The Premise: Tim Marshall is former diplomatic editor at Sky News. Aside from this probably meaning that he has at some point suffered the misfortune of having to talk to Eamon Holmes, it also means he knows everything. Subtitled Ten Maps That Tell You Everything You Need to Know About Global Politics, Prisoners of Geography goes through ten areas of the planet and gives an incredible amount of information in a short space of time, all of which will make you a fascinating conversationalist and probable pub quiz champion.

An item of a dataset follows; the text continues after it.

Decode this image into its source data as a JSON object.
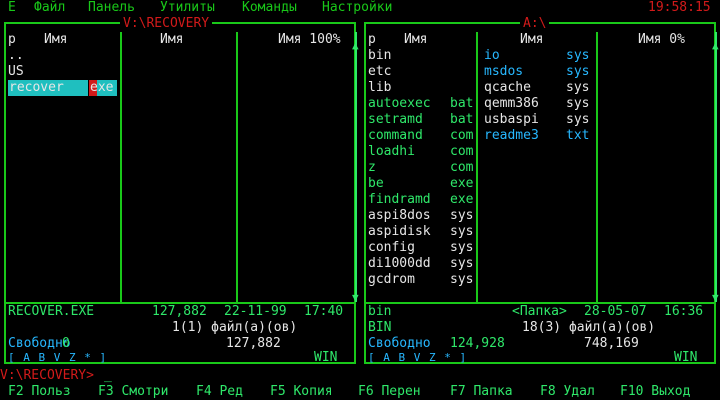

Happy Bookworm: Marshall takes the reader on a world tour, spanning from Africa to the USA, Japan to the Arctic, explaining the ways in which a nation’s geography determines its politics. This is geopolitics, and I am now obsessed with it. I learned so much from reading this book. For example, I now understand that a system of connected rivers is essential to building a successful economy and that the whole of human history has been dictated by a bunch of dudes drawing straight lines across maps a couple of hundred years ago. I was particularly struck by the fact that global political dealings are entirely predicated on the fact that all countries are completely paranoid about someone else trying to steal their stuff.
I now actually know what the Louisiana Purchase was and have an understanding of the conflict between India and Pakistan, previously only encountered in the very boring Salman Rushdie book, Shalimar the Clown. I can now also talk convincingly about why Russia is a quite scary country. Marshall guides us through all this information with the occasional smirk and some personal anecdotes and predictions, and his tone is authoritative without lecturing.
Sad Bookworm: Prisoners of Geography is too short (only about 260 pages). Why are so many terrible books so long when a complete gem like this is over far too soon? Additionally, I am now very scared of North and South Korea ever falling out with each other again. There is also a very brief mention of the UK’s vote to leave the EU and consequently I had to have a little cry while reading.
In Conclusion: I was contemplating purchasing a copy of this for my husband but now probably won’t bother as I kept regaling him with the fascinating facts I gleaned from reading it myself. It’s a brilliantly written book and the subject matter is completely compelling; it draws together a little of what you know already with a whole lot of information that you didn’t know/used to know but forgot due to having to learn the words to Gangsta’s Paradise or something equally academic. I fully intend to use the knowledge I have gained from Prisoners of Geography to educate/annoy/argue with anyone unfortunate enough to speak to me. You have been warned.